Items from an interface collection
——————————

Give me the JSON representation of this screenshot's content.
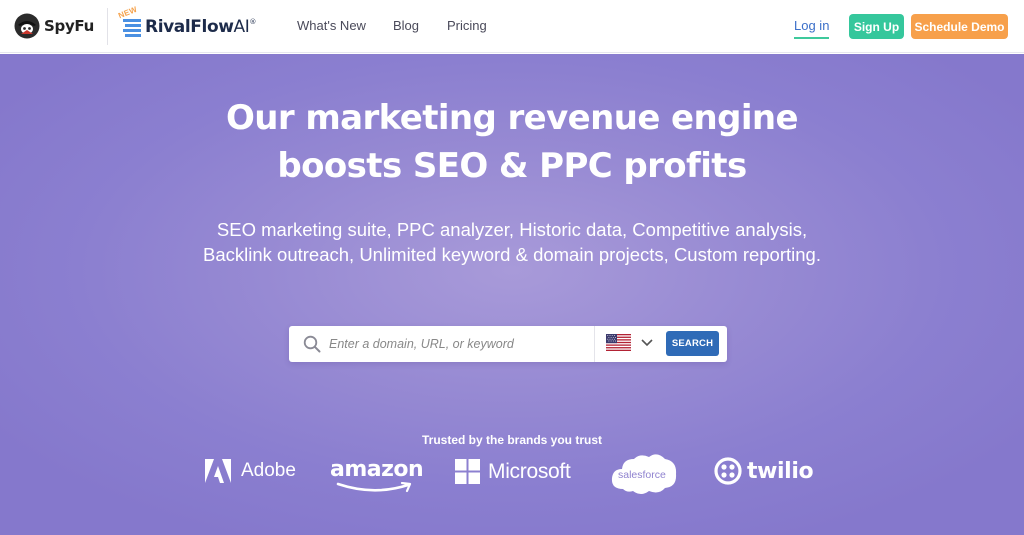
{
  "header": {
    "spyfu_logo": "SpyFu",
    "rivalflow_badge": "NEW",
    "rivalflow_logo_main": "RivalFlow",
    "rivalflow_logo_ai": "AI",
    "rivalflow_logo_reg": "®",
    "nav": {
      "whats_new": "What's New",
      "blog": "Blog",
      "pricing": "Pricing"
    },
    "login": "Log in",
    "signup": "Sign Up",
    "schedule_demo": "Schedule Demo"
  },
  "hero": {
    "title_line1": "Our marketing revenue engine",
    "title_line2": "boosts SEO & PPC profits",
    "subtitle": "SEO marketing suite, PPC analyzer, Historic data, Competitive analysis, Backlink outreach, Unlimited keyword & domain projects, Custom reporting."
  },
  "search": {
    "placeholder": "Enter a domain, URL, or keyword",
    "value": "",
    "country_icon": "us-flag-icon",
    "button": "SEARCH"
  },
  "trusted": {
    "label": "Trusted by the brands you trust",
    "brands": {
      "adobe": "Adobe",
      "amazon": "amazon",
      "microsoft": "Microsoft",
      "salesforce": "salesforce",
      "twilio": "twilio"
    }
  },
  "colors": {
    "hero_bg": "#978ad3",
    "signup_green": "#35c79c",
    "demo_orange": "#f7a04b",
    "search_blue": "#2f6bb7",
    "login_blue": "#3b6fc9"
  }
}
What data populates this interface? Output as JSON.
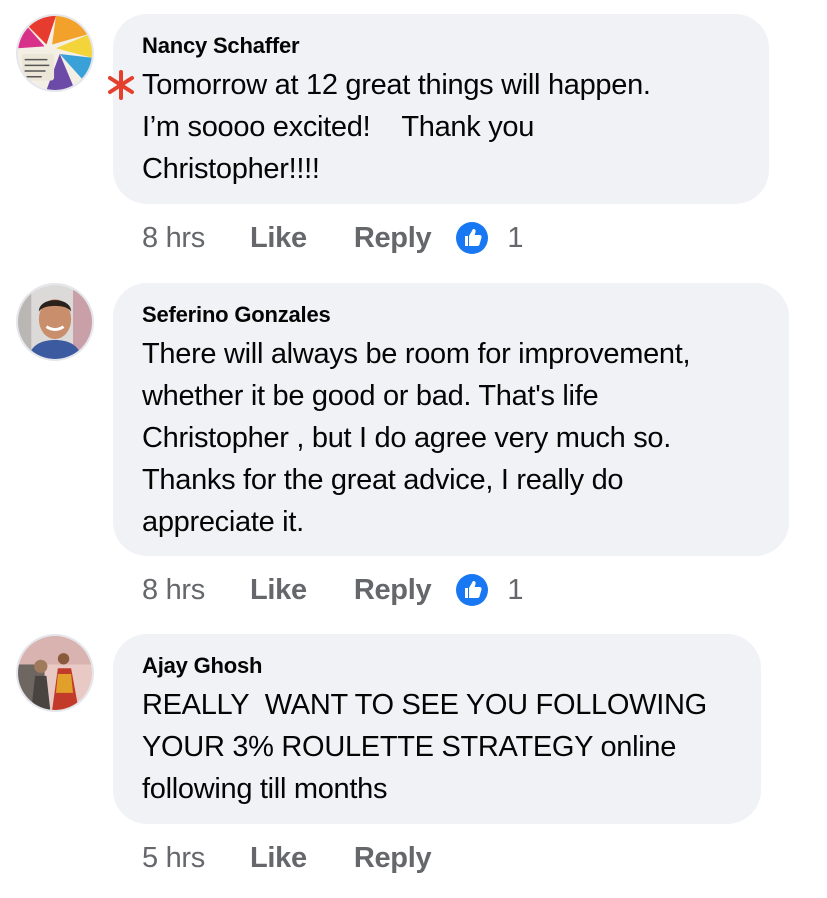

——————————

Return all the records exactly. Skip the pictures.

Give me the JSON representation of this screenshot's content.
{
  "header": {
    "spyfu_logo": "SpyFu",
    "rivalflow_badge": "NEW",
    "rivalflow_logo_main": "RivalFlow",
    "rivalflow_logo_ai": "AI",
    "rivalflow_logo_reg": "®",
    "nav": {
      "whats_new": "What's New",
      "blog": "Blog",
      "pricing": "Pricing"
    },
    "login": "Log in",
    "signup": "Sign Up",
    "schedule_demo": "Schedule Demo"
  },
  "hero": {
    "title_line1": "Our marketing revenue engine",
    "title_line2": "boosts SEO & PPC profits",
    "subtitle": "SEO marketing suite, PPC analyzer, Historic data, Competitive analysis, Backlink outreach, Unlimited keyword & domain projects, Custom reporting."
  },
  "search": {
    "placeholder": "Enter a domain, URL, or keyword",
    "value": "",
    "country_icon": "us-flag-icon",
    "button": "SEARCH"
  },
  "trusted": {
    "label": "Trusted by the brands you trust",
    "brands": {
      "adobe": "Adobe",
      "amazon": "amazon",
      "microsoft": "Microsoft",
      "salesforce": "salesforce",
      "twilio": "twilio"
    }
  },
  "colors": {
    "hero_bg": "#978ad3",
    "signup_green": "#35c79c",
    "demo_orange": "#f7a04b",
    "search_blue": "#2f6bb7",
    "login_blue": "#3b6fc9"
  }
}
What data populates this interface? Output as JSON.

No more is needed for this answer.